Jon Swift
2 minute read
15 Jul 2017
5:30 am

Don’t kill off soccer’s peasantry

Jon Swift

The Premier League is essentially where the money lies. These are the blue bloods of the game, but spare a thought for the rest.

Chelsea's players gather on the pitch with the English Premier League trophy, as they celebrate their league title win at the end of the Premier League football match between Chelsea and Sunderland at Stamford Bridge in London on May 21, 2017. Chelsea's extended victory parade reached a climax with the trophy presentation on May 21, 2017 after being crowned Premier League champions with two games to go. / AFP PHOTO / Ben STANSALL / RESTRICTED TO EDITORIAL USE. No use with unauthorized audio, video, data, fixture lists, club/league logos or 'live' services. Online in-match use limited to 75 images, no video emulation. No use in betting, games or single club/league/player publications. /

It is one thing to take the combined £4.4 billion revenues of England’s 92 Premier League and Football League clubs recorded in the 2015/16 season, according to consultants Deloitte, and surmise that all is well and good with the game.

In real terms, the big teams – the ones who are realistically in the running for domestic and European titles – hold soccer in a tighter thrall than ever was the case in the eras of the landed gentry and the peasant population.

If you have any doubts about that, just balance Manchester United’s revenue of £513 million – never mind the valuation of £2.887 billion put on the Old Trafford outfit – against the overall total and do your own calculations.

The Premier League is essentially where the money lies. These are the blue bloods of the game.

Newly promoted Huddersfield Town will benefit from the windfall “with clubs standing to earn a revenue uplift of at least £170 million from promotion to the Premier League, rising to over £290 million if they survive one season”.

The Premier League continues to boom after competition between broadcasters drove the overall value for domestic TV rights for the 2016-19 cycle to more than £5.14 billion over three seasons.

At the other end of the footballing social spectrum are the clothcap players in the lower divisions.

Clubs like League Two outfit the reconstituted Accrington Stanley lead a far less privileged life – and could suffer even further financial plight if a call to scrap the League Cup gains momentum.

Andy Holt, chair of the Accies, spelt it out.

“Success in the League Cup and FA Cup are the very things that keep clubs like ours going.

“I don’t want anyone scrapping either and we’d be crushed if they got rid of FA Cup replays.

“Without that cup revenue our finances just don’t stack up. The competition might be of little significance to the bigger clubs but it’s massive for us.

“More money has to pass down through the divisions from the Premier League to non-leagues or the skill ladder is broken, and the EFL (League) Cup helps in this regard.”

It doesn’t just help, it is vital part of the lifeblood of the game.
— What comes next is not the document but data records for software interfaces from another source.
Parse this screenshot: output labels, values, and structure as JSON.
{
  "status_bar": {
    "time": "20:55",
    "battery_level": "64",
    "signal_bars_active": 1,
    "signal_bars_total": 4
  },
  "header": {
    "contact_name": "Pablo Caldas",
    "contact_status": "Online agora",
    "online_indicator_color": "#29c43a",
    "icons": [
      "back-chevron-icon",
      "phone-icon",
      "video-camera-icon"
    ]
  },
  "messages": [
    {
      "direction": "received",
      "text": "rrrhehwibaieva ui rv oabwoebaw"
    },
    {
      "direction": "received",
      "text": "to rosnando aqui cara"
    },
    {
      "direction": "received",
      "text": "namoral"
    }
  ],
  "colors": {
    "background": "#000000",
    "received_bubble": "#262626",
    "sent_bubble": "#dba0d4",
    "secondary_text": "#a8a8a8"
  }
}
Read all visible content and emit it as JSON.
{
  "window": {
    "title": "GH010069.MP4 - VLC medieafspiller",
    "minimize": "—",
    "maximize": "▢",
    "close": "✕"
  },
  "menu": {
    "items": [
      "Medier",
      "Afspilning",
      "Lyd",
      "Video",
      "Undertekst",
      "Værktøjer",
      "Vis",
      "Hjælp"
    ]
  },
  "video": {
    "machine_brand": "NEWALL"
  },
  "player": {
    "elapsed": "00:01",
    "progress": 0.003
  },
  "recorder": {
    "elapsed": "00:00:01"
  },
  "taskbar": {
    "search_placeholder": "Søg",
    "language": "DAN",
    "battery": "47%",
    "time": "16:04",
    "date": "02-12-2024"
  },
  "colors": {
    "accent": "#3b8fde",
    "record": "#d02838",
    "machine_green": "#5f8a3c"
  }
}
Killing off the game’s peasantry cannot help soccer, or the Premier League blue bloods.

Jon Swift

Jon Swift